Quotations About the Future and Why They Inspire Us
Commentary by Cindy Wagner
It may be comforting to know that we today are not alone in our aspirations and apprehensions about tomorrow. Humans have long troubled themselves to reflect on the past, imagine the future, and create “wisdom,” either for their personal benefit (as in the Meditations of Marcus Aurelius) or to share their conclusions with others.
There are many sources for inspirational quotations. Few are devoted exclusively to thoughts about the future, but the Wisdom Page has archived a massive collection of Wisdom Quotes, curated by Bruce Lloyd, emeritus professor of strategic management at London South Bank University. The goal, he writes, is “to focus on what it would be useful for us all to learn, and then pass on to future generations—if we are seriously concerned about trying to make the world a better place in the future.”
For the past couple of years, I have been sharing a few such quotations in Foresight Signals, which I have now collected in one place.
As an editor I have tried to ensure accuracy and include somewhat more detailed sourcing than one typically finds online (beware, in particular, of Facebook memes). Some of my long-standing favorite quotations have proved, well, inaccurate. For instance, I could find no written source for Mahatma Gandhi’s famous admonition, “Be the change you wish to see in the world,” though he may have spoken these words, in this way, during his lifetime.
I’ve been finding far more wisdom languishing in my own bookshelves than I care to admit. The words of today’s futurists echo the wisdom—and warnings—of many decades of foresight and insight. To take but one example, Duane Elgin wrote, in Voluntary Simplicity (1981; rev. 1993), about the interconnectedness of our social and economic systems and the health of the planet that sustains them:
Only with greater equity can we expect to live peacefully, and only with greater harmony can we expect to live sustainably.
As I hope to continue “reading the past,” I am certain to uncover even more valuable wisdom for future-writing and will update my blog post on an ongoing basis.

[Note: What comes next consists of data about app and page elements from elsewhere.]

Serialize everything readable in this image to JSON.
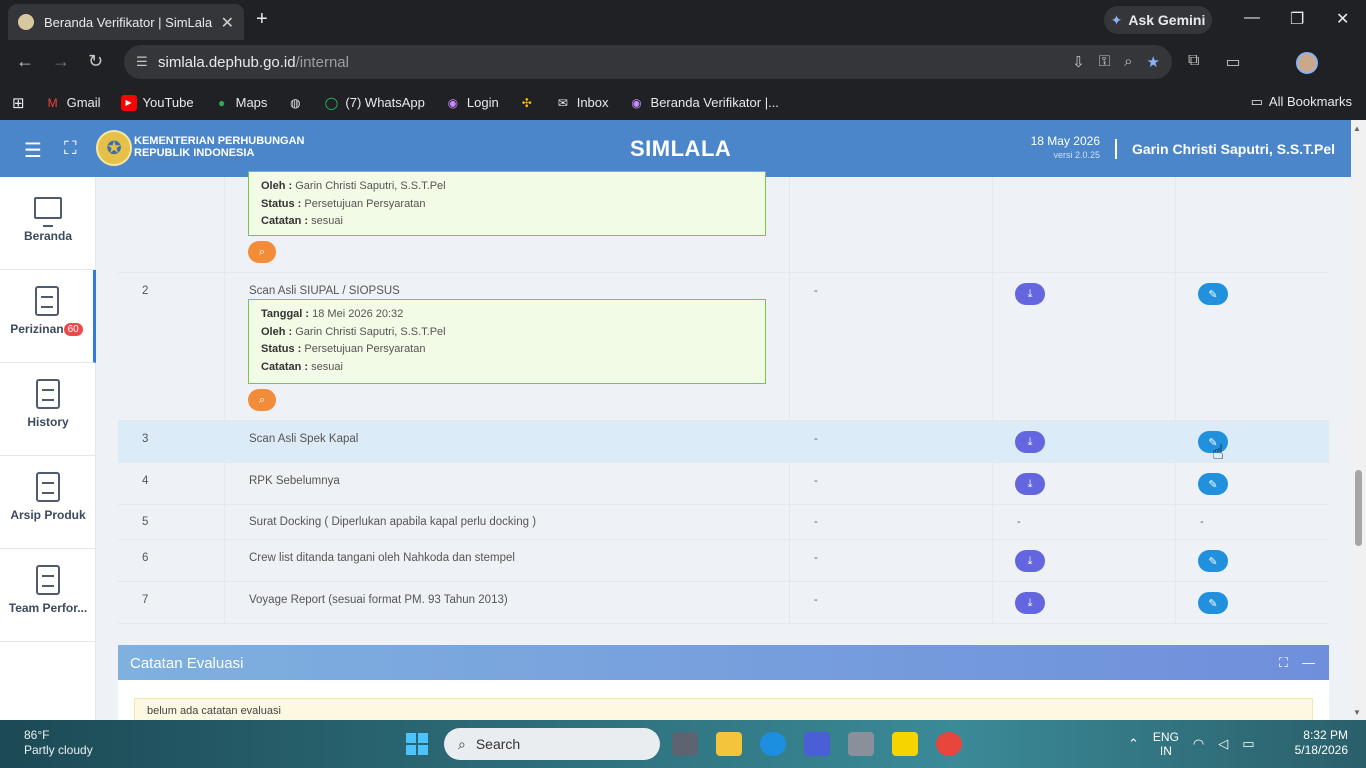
{
  "browser": {
    "tab_title": "Beranda Verifikator | SimLala",
    "ask_gemini": "Ask Gemini",
    "url_host": "simlala.dephub.go.id",
    "url_path": "/internal",
    "bookmarks": [
      "Gmail",
      "YouTube",
      "Maps",
      "(7) WhatsApp",
      "Login",
      "Inbox",
      "Beranda Verifikator |..."
    ],
    "all_bookmarks": "All Bookmarks"
  },
  "app": {
    "ministry_line1": "KEMENTERIAN PERHUBUNGAN",
    "ministry_line2": "REPUBLIK INDONESIA",
    "brand": "SIMLALA",
    "date": "18 May 2026",
    "version": "versi 2.0.25",
    "user": "Garin Christi Saputri, S.S.T.Pel"
  },
  "sidebar": {
    "items": [
      {
        "label": "Beranda"
      },
      {
        "label": "Perizinan",
        "badge": "60"
      },
      {
        "label": "History"
      },
      {
        "label": "Arsip Produk"
      },
      {
        "label": "Team Perfor..."
      }
    ]
  },
  "table": {
    "partial_note": {
      "oleh_label": "Oleh :",
      "oleh": "Garin Christi Saputri, S.S.T.Pel",
      "status_label": "Status :",
      "status": "Persetujuan Persyaratan",
      "catatan_label": "Catatan :",
      "catatan": "sesuai"
    },
    "rows": [
      {
        "no": "2",
        "name": "Scan Asli SIUPAL / SIOPSUS",
        "col3": "-",
        "note": {
          "tanggal_label": "Tanggal :",
          "tanggal": "18 Mei 2026 20:32",
          "oleh_label": "Oleh :",
          "oleh": "Garin Christi Saputri, S.S.T.Pel",
          "status_label": "Status :",
          "status": "Persetujuan Persyaratan",
          "catatan_label": "Catatan :",
          "catatan": "sesuai"
        }
      },
      {
        "no": "3",
        "name": "Scan Asli Spek Kapal",
        "col3": "-"
      },
      {
        "no": "4",
        "name": "RPK Sebelumnya",
        "col3": "-"
      },
      {
        "no": "5",
        "name": "Surat Docking ( Diperlukan apabila kapal perlu docking )",
        "col3": "-",
        "col4": "-",
        "col5": "-"
      },
      {
        "no": "6",
        "name": "Crew list ditanda tangani oleh Nahkoda dan stempel",
        "col3": "-"
      },
      {
        "no": "7",
        "name": "Voyage Report (sesuai format PM. 93 Tahun 2013)",
        "col3": "-"
      }
    ]
  },
  "evaluasi": {
    "title": "Catatan Evaluasi",
    "empty": "belum ada catatan evaluasi"
  },
  "taskbar": {
    "temp": "86°F",
    "weather": "Partly cloudy",
    "search": "Search",
    "lang1": "ENG",
    "lang2": "IN",
    "time": "8:32 PM",
    "date": "5/18/2026"
  }
}
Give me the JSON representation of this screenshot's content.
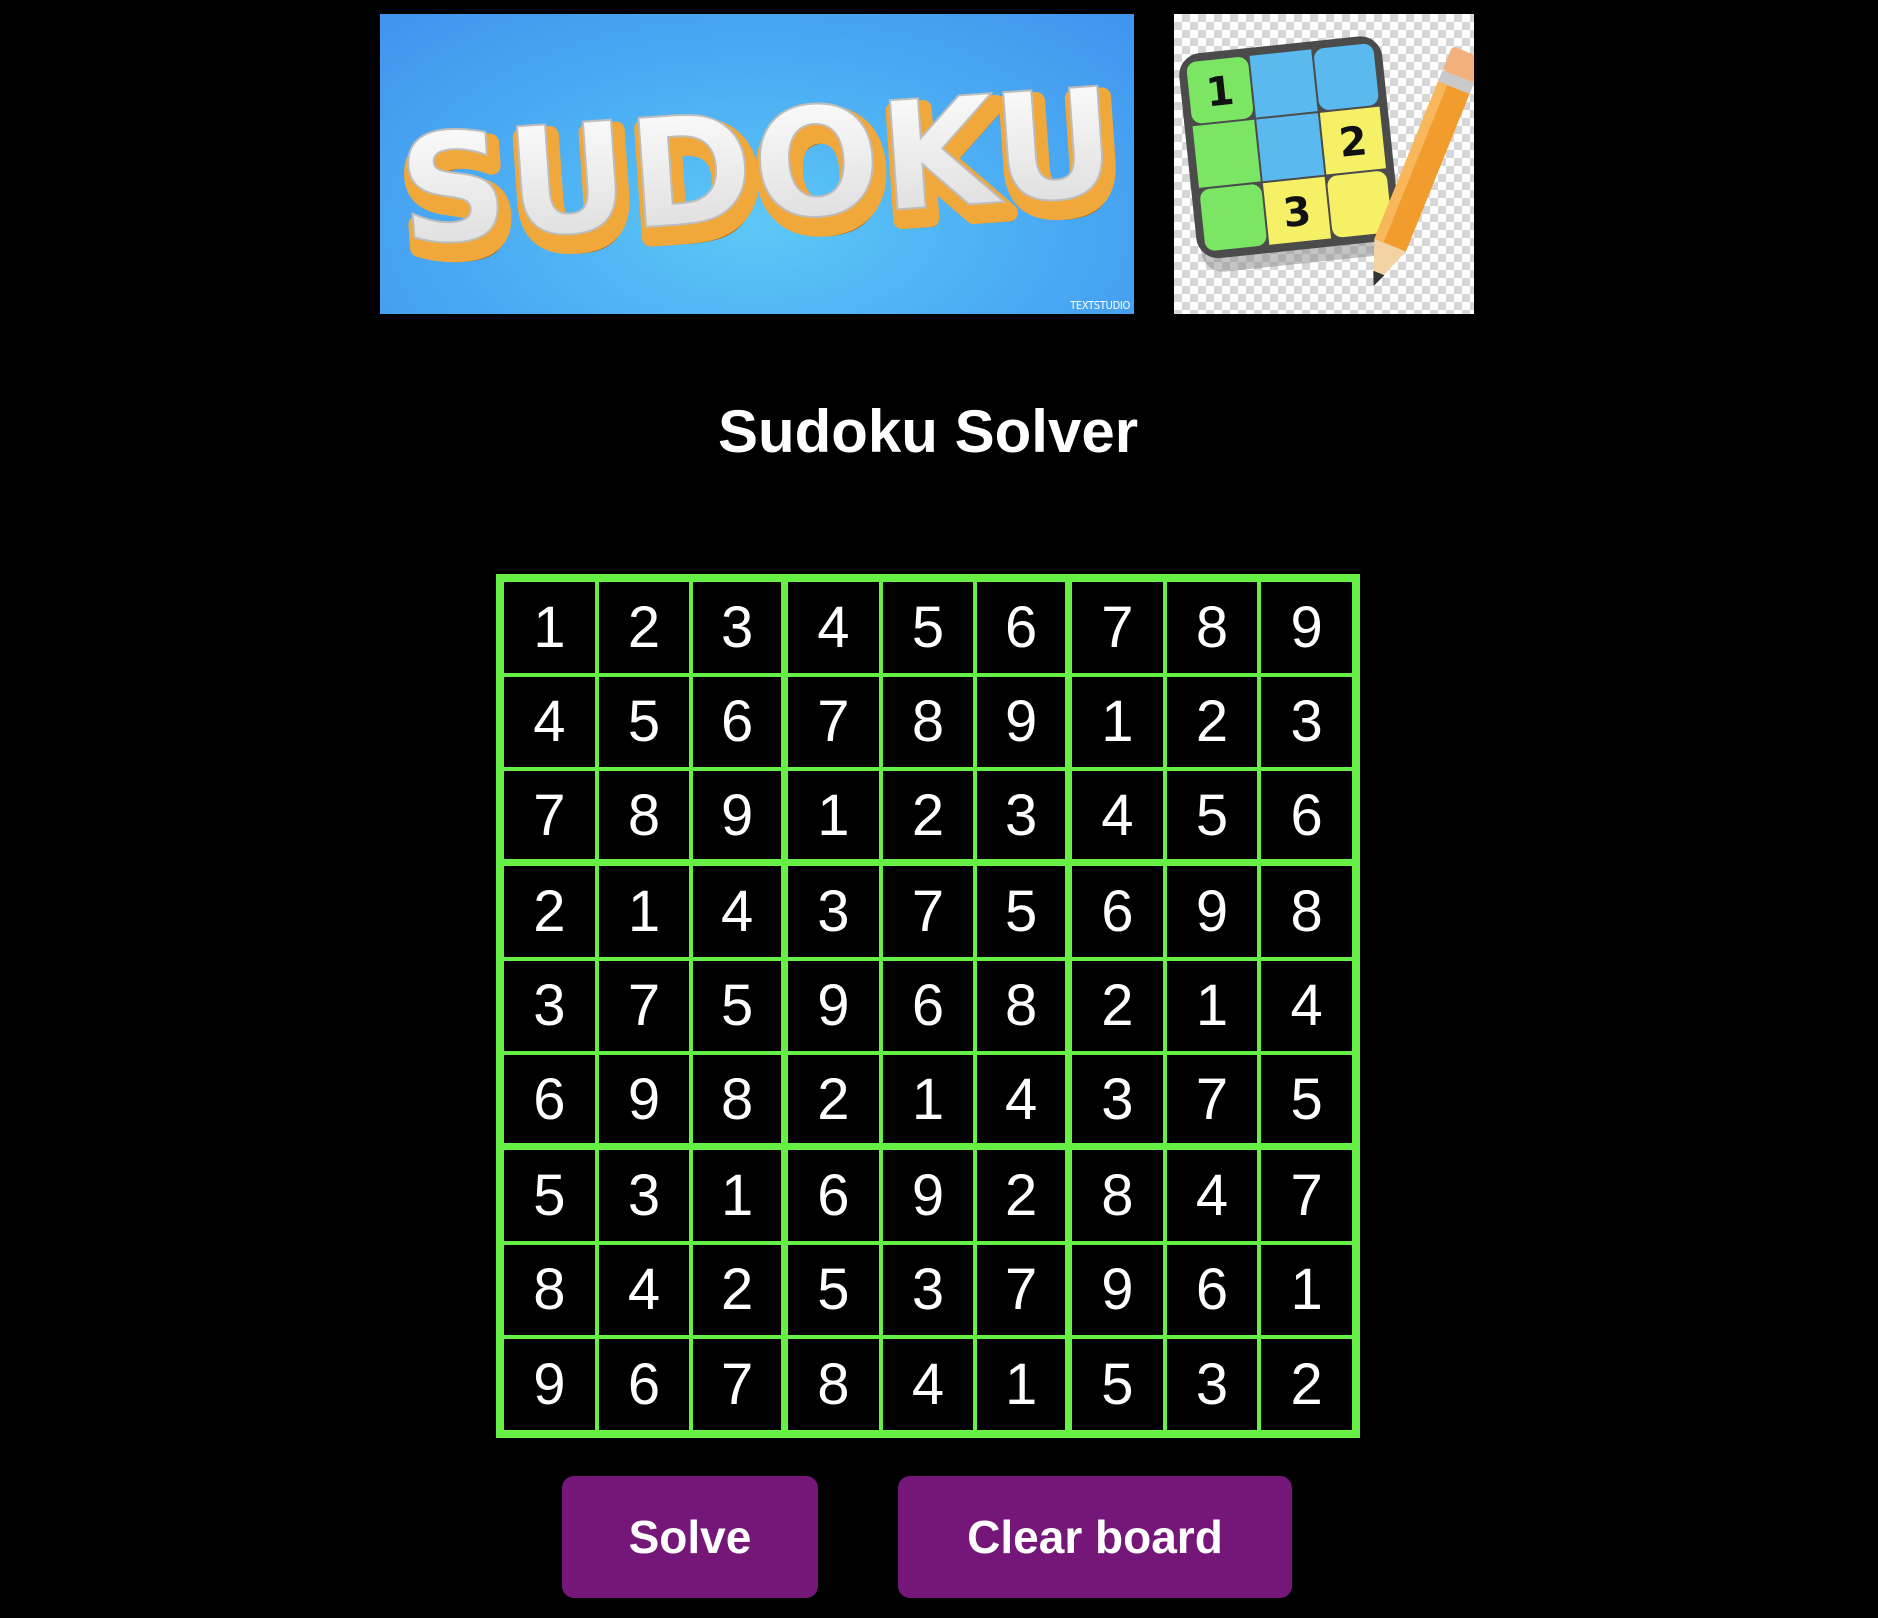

See “Signal Thoughts,” Foresight Signals blog (posted August 14, 2022).
“Waste no time arguing what a good man should be. Be one.”
Marcus Aurelius, Meditations, Book Ten, No. 16